For the decisions on what to keep and what to remove from Nickelodeon. According to Fred Seibert, this is what he decided to do.
• Keep the name “Nickelodeon.” We figured that 10,000,000 kids (there current circulation) knew the name and what it stood for. Management wanted to switch to “Nick,” since it was easier to spell and say; let’s forget that everyone outside the company would wonder why they were named after a garage mechanic. There were a lot of reasons for killing it: no one under a certain age had ever heard of a nickelodeon, and those who had knew it had nothing whatsoever to do with children; the word was hard to spell correctly in the age of pre-Google and spellcheck; and, the word was way too long and thin to dominate a television screen.
• Treat the network like an exclusive club, where only kids could join, not like a TV station with all kids shows.
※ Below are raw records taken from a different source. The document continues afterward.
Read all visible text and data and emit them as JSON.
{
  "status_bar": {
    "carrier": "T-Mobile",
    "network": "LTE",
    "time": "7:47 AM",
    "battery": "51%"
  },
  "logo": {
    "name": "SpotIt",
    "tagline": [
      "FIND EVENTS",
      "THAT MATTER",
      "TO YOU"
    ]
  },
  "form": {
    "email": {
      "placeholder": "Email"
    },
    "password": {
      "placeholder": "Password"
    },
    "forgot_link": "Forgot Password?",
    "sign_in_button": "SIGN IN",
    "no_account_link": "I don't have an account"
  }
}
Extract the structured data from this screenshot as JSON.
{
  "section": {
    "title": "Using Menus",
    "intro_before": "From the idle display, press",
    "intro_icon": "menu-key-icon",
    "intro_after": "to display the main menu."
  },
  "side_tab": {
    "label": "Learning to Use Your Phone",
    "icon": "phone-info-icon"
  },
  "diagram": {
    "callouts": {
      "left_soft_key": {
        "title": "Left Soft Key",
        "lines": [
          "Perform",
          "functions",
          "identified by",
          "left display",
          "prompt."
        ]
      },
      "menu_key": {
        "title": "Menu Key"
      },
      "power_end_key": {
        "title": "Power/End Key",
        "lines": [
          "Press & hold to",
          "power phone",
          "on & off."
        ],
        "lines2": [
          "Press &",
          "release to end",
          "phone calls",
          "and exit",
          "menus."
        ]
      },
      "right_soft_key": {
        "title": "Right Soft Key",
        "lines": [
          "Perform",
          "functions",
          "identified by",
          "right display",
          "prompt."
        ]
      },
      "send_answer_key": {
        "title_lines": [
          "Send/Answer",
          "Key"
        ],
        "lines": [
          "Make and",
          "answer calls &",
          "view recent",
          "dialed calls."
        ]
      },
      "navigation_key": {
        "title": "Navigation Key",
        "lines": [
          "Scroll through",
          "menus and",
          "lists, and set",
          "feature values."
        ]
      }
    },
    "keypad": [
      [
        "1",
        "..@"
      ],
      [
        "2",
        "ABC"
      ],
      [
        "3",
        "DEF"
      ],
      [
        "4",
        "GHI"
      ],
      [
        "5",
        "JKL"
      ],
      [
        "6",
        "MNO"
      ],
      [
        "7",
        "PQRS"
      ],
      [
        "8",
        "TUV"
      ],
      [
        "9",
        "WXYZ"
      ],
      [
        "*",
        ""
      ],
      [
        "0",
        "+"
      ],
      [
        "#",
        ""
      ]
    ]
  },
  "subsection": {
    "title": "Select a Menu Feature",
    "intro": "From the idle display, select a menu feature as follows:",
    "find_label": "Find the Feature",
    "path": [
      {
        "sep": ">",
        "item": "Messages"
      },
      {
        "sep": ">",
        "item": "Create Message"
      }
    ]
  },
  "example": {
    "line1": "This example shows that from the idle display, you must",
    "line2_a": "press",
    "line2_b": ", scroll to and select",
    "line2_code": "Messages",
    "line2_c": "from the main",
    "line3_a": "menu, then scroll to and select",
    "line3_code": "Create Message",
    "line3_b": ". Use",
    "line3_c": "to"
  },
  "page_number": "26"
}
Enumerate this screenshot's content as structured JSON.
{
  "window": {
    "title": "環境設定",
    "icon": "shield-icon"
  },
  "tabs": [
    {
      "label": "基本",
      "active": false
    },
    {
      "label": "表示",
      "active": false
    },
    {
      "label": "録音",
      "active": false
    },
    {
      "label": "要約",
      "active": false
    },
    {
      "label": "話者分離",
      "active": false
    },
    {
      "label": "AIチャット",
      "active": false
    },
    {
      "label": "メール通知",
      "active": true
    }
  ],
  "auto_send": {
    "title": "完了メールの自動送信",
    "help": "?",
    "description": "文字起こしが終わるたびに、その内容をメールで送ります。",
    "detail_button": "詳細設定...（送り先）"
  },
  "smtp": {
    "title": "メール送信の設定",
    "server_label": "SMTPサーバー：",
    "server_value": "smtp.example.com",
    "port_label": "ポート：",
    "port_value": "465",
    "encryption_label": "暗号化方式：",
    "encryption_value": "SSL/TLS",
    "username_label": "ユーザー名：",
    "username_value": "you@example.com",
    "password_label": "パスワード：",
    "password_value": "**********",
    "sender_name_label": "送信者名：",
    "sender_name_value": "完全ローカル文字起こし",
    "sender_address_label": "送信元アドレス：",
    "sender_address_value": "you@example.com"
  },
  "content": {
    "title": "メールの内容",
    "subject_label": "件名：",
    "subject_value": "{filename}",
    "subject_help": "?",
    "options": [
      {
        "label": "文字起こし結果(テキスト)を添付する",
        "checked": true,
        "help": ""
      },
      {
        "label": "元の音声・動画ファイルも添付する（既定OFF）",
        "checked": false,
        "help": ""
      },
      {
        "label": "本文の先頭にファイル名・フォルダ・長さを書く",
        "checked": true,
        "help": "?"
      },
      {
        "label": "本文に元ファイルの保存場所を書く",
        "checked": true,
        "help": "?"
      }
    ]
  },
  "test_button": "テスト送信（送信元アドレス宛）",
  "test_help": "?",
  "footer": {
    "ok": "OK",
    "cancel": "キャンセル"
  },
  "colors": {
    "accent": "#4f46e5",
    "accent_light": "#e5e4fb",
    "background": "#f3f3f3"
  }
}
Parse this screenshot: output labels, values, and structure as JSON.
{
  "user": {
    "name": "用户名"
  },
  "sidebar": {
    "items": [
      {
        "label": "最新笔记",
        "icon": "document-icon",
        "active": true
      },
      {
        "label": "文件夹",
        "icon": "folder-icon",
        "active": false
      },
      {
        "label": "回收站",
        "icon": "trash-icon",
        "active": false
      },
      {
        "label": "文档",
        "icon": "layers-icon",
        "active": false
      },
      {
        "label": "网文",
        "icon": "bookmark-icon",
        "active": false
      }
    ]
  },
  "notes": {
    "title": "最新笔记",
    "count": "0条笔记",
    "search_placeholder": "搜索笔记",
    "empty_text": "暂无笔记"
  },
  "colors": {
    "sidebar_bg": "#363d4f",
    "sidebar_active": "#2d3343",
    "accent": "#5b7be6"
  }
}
Kids in June of 1984 (when we started work) needed something they could call their own. They felt on the rear end of life, they told us so constantly. Adults (parents and teachers) made all the decisions for them. TV in the 80s wasn’t for them. They were scared of getting older, but their unconscious biology kept egging them on to age faster.
• Ban the word “FUN” from the Nickelodeon vocabulary. Every network promo told the kids that Nickelodeon was fun. It wasn’t. We thought it was better to be “fun” than say “fun.”
• Redesign the logo. Famous television designer, a moonlighting Lou Dorfsman, had designed the logo in 1981, and our brilliant friend Bob Klein had added a silver ball that zoomed around the screen in and out of everything a kid might find exciting.
Now that the new logo and the promos were completed, Seibert and Goodman had came up with a risky, yet innovated idea: create the first oldies' television network. In the 80's, baby boomers had been content of watching the newer programs that their kids had been watching. They claim that the majority of these shows were garbage and had missed seeing shows from their childhoods. At the time, it was completely impossible to see reruns of shows from the 50's and 60's. Remember, there was no internet back then.
Pittman had purchased all 300 episodes of The Donna Reed Show, a black and white TV show from the 1960's, because he thought it might come in handy one day and it was cheap. Seibert and Goodman tried to convince ABC to run this oldies' television, but they thought it was a terrible idea. All the old programs from the 1950's and 60's hadn't been on television ever since they stopped airing. Seibert was inspired by an oldies' television program from a radio DJ named Bill Drake who invented the oldies' radio program. He would play classic rock and roll music, doo-wop, and more for the nostalgic adults. It was a brilliant move! They decided to play it at night so that the kids could still have their cartoons and educational programs during the day. Together, Seibert and Goodman created Nick at Nite!
Not only did they air The Donna Reed Show, but they also aired Route 66, Mr. Ed, and My Three Sons. Nick at Nite was a huge success! Around the 80's, adults were reminiscing about their favorite shows of the 50's. TV shows and movies such as Happy Days and Grease were being released for those nostalgic adults similar to the adults of today reminiscent about the favorite shows of the 80's such as ThunderCats, Transformers Prime, and My Little Pony: Friendship is Magic.
In one year, due to the hard work of Fred/Alan Inc., they turned Nickelodeon from the worst network on television to the #1 network for kids and adults. In 1986, Warner Cable sold Nickelodeon and MTV to Viacom for $685 million dollars. Now they were their own network channels. At this point, Nickelodeon was on their way to greatness!
That's all for now. Tune in next time as Kevin talks about the second show that put Nickelodeon on the map. The first game show for kids: Double Dare.
Also, the moment that you've been waiting for: my interview with Marc Summers.
Hope to see you around Old School Lane soon. Thanks for reading.